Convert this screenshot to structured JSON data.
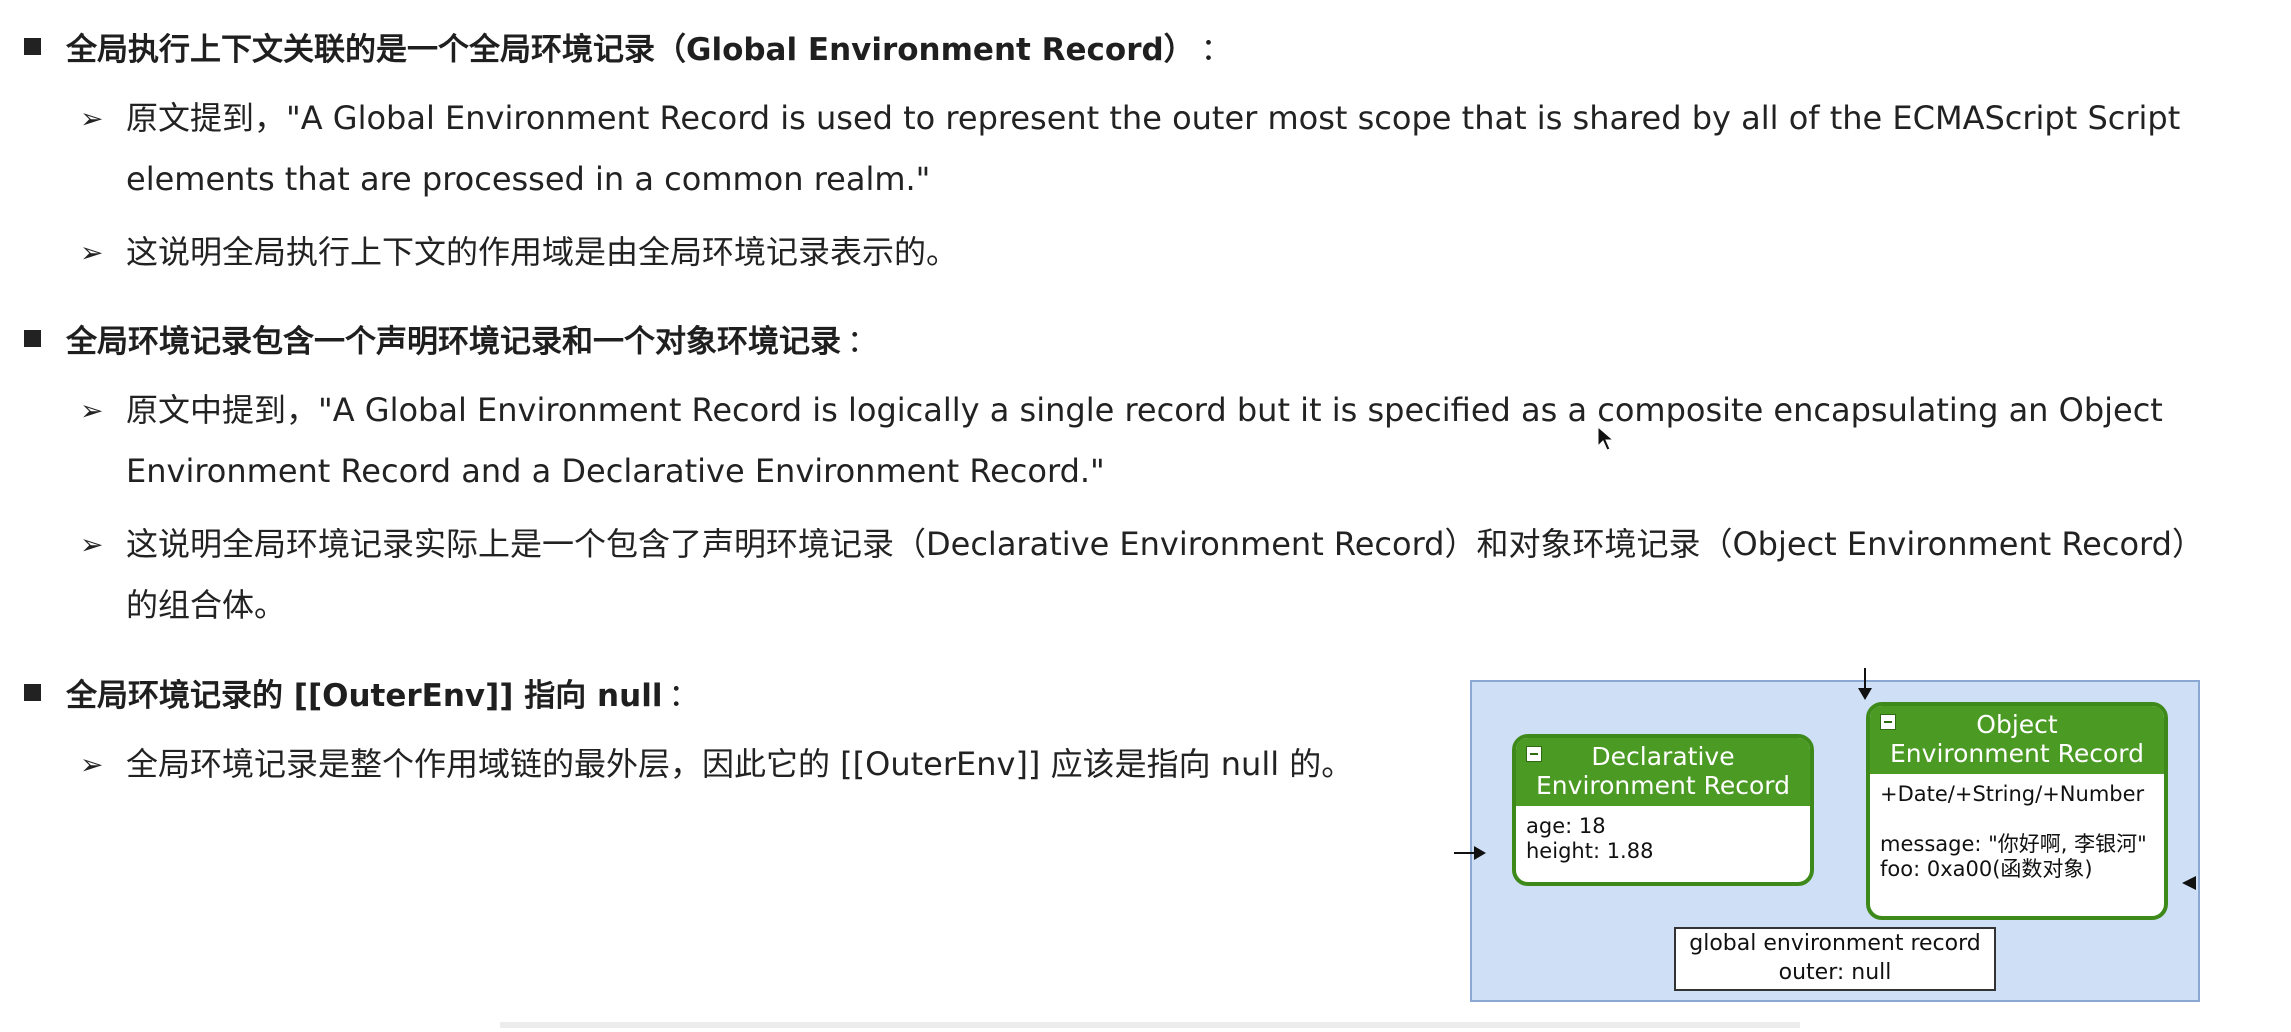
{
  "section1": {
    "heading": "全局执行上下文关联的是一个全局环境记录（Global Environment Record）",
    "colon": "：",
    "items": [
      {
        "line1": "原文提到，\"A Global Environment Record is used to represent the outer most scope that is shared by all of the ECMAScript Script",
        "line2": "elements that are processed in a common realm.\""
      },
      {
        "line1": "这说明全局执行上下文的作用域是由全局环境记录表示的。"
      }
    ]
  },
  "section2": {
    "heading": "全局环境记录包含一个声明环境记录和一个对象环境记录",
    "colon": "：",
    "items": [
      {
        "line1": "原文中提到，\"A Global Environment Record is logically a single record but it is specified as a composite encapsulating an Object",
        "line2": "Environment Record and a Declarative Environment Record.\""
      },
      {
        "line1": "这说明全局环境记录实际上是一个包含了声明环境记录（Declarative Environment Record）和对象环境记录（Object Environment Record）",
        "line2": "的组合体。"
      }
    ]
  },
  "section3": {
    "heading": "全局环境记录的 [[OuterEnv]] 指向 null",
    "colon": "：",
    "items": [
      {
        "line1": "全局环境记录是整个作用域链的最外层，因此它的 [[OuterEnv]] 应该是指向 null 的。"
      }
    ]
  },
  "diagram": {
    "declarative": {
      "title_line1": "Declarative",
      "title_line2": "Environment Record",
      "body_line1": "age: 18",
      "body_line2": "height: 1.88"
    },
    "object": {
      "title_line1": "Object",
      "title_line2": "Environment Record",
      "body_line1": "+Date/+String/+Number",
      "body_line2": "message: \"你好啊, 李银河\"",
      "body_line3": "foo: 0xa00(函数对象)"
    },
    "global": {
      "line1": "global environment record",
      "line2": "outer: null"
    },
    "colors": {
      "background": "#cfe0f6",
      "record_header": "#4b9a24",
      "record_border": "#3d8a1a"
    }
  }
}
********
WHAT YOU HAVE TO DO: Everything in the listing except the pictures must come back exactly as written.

YOUR RESPONSE:
Convert this screenshot to structured JSON data.
{
  "section1": {
    "heading": "全局执行上下文关联的是一个全局环境记录（Global Environment Record）",
    "colon": "：",
    "items": [
      {
        "line1": "原文提到，\"A Global Environment Record is used to represent the outer most scope that is shared by all of the ECMAScript Script",
        "line2": "elements that are processed in a common realm.\""
      },
      {
        "line1": "这说明全局执行上下文的作用域是由全局环境记录表示的。"
      }
    ]
  },
  "section2": {
    "heading": "全局环境记录包含一个声明环境记录和一个对象环境记录",
    "colon": "：",
    "items": [
      {
        "line1": "原文中提到，\"A Global Environment Record is logically a single record but it is specified as a composite encapsulating an Object",
        "line2": "Environment Record and a Declarative Environment Record.\""
      },
      {
        "line1": "这说明全局环境记录实际上是一个包含了声明环境记录（Declarative Environment Record）和对象环境记录（Object Environment Record）",
        "line2": "的组合体。"
      }
    ]
  },
  "section3": {
    "heading": "全局环境记录的 [[OuterEnv]] 指向 null",
    "colon": "：",
    "items": [
      {
        "line1": "全局环境记录是整个作用域链的最外层，因此它的 [[OuterEnv]] 应该是指向 null 的。"
      }
    ]
  },
  "diagram": {
    "declarative": {
      "title_line1": "Declarative",
      "title_line2": "Environment Record",
      "body_line1": "age: 18",
      "body_line2": "height: 1.88"
    },
    "object": {
      "title_line1": "Object",
      "title_line2": "Environment Record",
      "body_line1": "+Date/+String/+Number",
      "body_line2": "message: \"你好啊, 李银河\"",
      "body_line3": "foo: 0xa00(函数对象)"
    },
    "global": {
      "line1": "global environment record",
      "line2": "outer: null"
    },
    "colors": {
      "background": "#cfe0f6",
      "record_header": "#4b9a24",
      "record_border": "#3d8a1a"
    }
  }
}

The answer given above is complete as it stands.